Saved data entries:
-------
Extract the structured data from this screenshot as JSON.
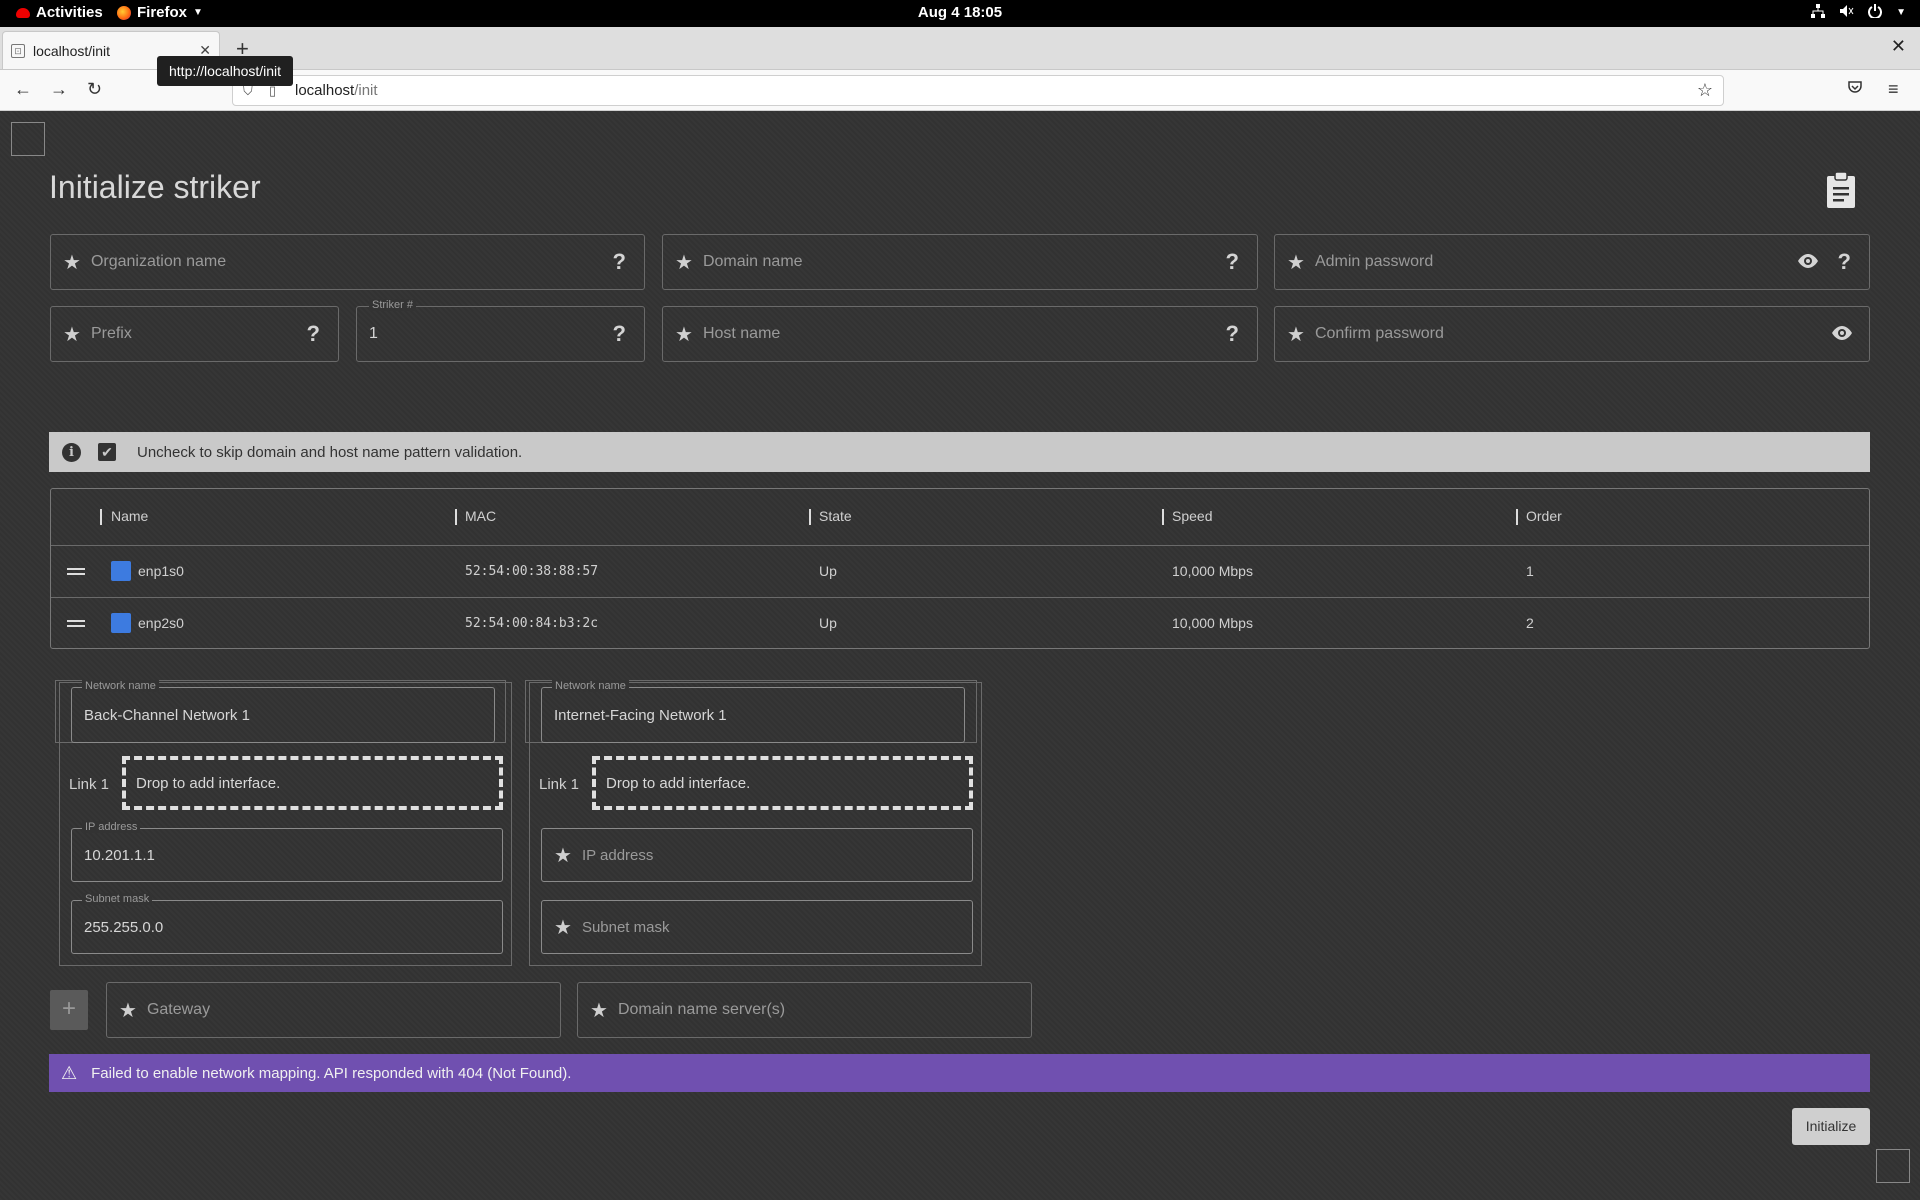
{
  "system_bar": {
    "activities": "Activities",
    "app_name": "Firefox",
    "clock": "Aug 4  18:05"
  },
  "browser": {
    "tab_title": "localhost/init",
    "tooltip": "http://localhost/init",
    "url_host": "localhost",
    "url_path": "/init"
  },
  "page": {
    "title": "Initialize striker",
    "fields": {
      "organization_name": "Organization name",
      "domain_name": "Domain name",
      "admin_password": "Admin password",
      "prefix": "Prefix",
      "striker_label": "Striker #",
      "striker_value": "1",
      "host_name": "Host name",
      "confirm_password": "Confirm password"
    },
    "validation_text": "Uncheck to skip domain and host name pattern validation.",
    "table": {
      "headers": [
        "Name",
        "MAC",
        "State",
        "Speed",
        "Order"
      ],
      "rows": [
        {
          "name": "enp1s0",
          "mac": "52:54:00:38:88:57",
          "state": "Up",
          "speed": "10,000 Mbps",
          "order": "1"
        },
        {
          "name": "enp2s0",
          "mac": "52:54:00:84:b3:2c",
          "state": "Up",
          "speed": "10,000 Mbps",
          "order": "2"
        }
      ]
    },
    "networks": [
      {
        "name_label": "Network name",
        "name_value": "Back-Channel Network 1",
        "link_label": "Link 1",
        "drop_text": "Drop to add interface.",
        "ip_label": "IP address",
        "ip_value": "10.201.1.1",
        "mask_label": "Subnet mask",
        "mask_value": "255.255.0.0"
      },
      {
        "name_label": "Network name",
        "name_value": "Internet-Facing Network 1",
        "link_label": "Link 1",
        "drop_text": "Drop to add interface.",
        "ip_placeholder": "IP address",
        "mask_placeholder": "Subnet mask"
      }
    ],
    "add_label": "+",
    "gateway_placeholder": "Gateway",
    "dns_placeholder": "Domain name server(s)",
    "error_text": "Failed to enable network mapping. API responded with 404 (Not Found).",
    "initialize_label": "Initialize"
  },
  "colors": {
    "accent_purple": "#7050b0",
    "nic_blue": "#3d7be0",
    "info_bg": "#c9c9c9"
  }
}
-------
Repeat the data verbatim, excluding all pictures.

▶ SOLUTION
Extract the structured data from this screenshot as JSON.
{
  "system_bar": {
    "activities": "Activities",
    "app_name": "Firefox",
    "clock": "Aug 4  18:05"
  },
  "browser": {
    "tab_title": "localhost/init",
    "tooltip": "http://localhost/init",
    "url_host": "localhost",
    "url_path": "/init"
  },
  "page": {
    "title": "Initialize striker",
    "fields": {
      "organization_name": "Organization name",
      "domain_name": "Domain name",
      "admin_password": "Admin password",
      "prefix": "Prefix",
      "striker_label": "Striker #",
      "striker_value": "1",
      "host_name": "Host name",
      "confirm_password": "Confirm password"
    },
    "validation_text": "Uncheck to skip domain and host name pattern validation.",
    "table": {
      "headers": [
        "Name",
        "MAC",
        "State",
        "Speed",
        "Order"
      ],
      "rows": [
        {
          "name": "enp1s0",
          "mac": "52:54:00:38:88:57",
          "state": "Up",
          "speed": "10,000 Mbps",
          "order": "1"
        },
        {
          "name": "enp2s0",
          "mac": "52:54:00:84:b3:2c",
          "state": "Up",
          "speed": "10,000 Mbps",
          "order": "2"
        }
      ]
    },
    "networks": [
      {
        "name_label": "Network name",
        "name_value": "Back-Channel Network 1",
        "link_label": "Link 1",
        "drop_text": "Drop to add interface.",
        "ip_label": "IP address",
        "ip_value": "10.201.1.1",
        "mask_label": "Subnet mask",
        "mask_value": "255.255.0.0"
      },
      {
        "name_label": "Network name",
        "name_value": "Internet-Facing Network 1",
        "link_label": "Link 1",
        "drop_text": "Drop to add interface.",
        "ip_placeholder": "IP address",
        "mask_placeholder": "Subnet mask"
      }
    ],
    "add_label": "+",
    "gateway_placeholder": "Gateway",
    "dns_placeholder": "Domain name server(s)",
    "error_text": "Failed to enable network mapping. API responded with 404 (Not Found).",
    "initialize_label": "Initialize"
  },
  "colors": {
    "accent_purple": "#7050b0",
    "nic_blue": "#3d7be0",
    "info_bg": "#c9c9c9"
  }
}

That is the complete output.